• **Work to complete**
I'd like every entry returned exactly as it is, with the images left out.

Information given below:

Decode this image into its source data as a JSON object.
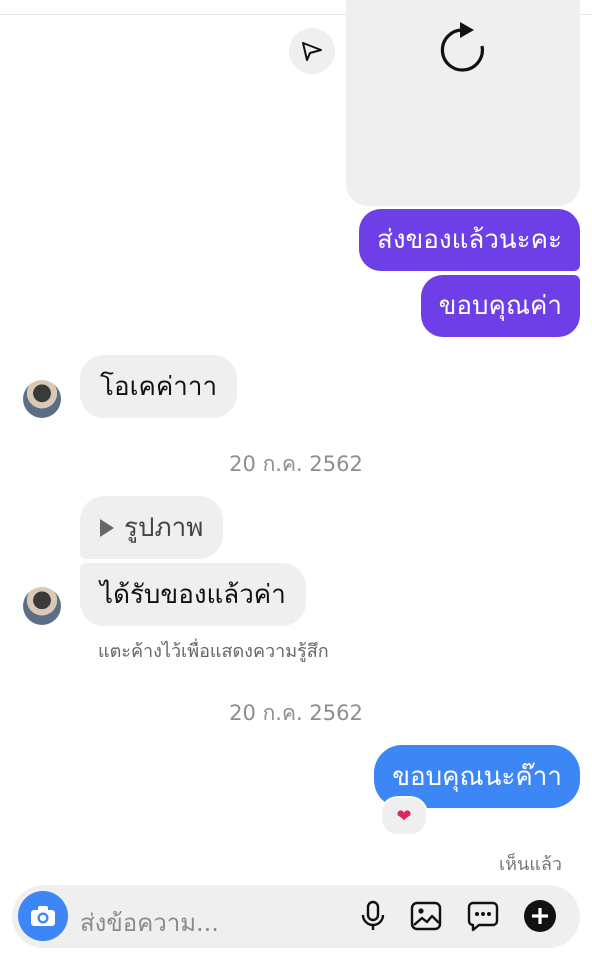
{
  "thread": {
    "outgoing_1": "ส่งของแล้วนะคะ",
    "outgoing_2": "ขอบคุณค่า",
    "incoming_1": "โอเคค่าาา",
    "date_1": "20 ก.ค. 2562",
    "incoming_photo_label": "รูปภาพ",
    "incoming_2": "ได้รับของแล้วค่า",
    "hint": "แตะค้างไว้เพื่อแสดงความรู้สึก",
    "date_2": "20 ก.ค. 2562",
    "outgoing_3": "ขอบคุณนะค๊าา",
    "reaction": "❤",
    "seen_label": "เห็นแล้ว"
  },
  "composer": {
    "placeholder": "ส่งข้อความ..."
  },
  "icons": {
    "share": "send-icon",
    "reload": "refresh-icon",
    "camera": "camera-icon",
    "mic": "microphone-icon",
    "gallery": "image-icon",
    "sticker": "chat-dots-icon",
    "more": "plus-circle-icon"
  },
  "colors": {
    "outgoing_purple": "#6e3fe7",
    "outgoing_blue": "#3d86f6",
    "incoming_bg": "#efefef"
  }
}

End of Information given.

• **Your response**
Decode this image into its source data as a JSON object.
{
  "thread": {
    "outgoing_1": "ส่งของแล้วนะคะ",
    "outgoing_2": "ขอบคุณค่า",
    "incoming_1": "โอเคค่าาา",
    "date_1": "20 ก.ค. 2562",
    "incoming_photo_label": "รูปภาพ",
    "incoming_2": "ได้รับของแล้วค่า",
    "hint": "แตะค้างไว้เพื่อแสดงความรู้สึก",
    "date_2": "20 ก.ค. 2562",
    "outgoing_3": "ขอบคุณนะค๊าา",
    "reaction": "❤",
    "seen_label": "เห็นแล้ว"
  },
  "composer": {
    "placeholder": "ส่งข้อความ..."
  },
  "icons": {
    "share": "send-icon",
    "reload": "refresh-icon",
    "camera": "camera-icon",
    "mic": "microphone-icon",
    "gallery": "image-icon",
    "sticker": "chat-dots-icon",
    "more": "plus-circle-icon"
  },
  "colors": {
    "outgoing_purple": "#6e3fe7",
    "outgoing_blue": "#3d86f6",
    "incoming_bg": "#efefef"
  }
}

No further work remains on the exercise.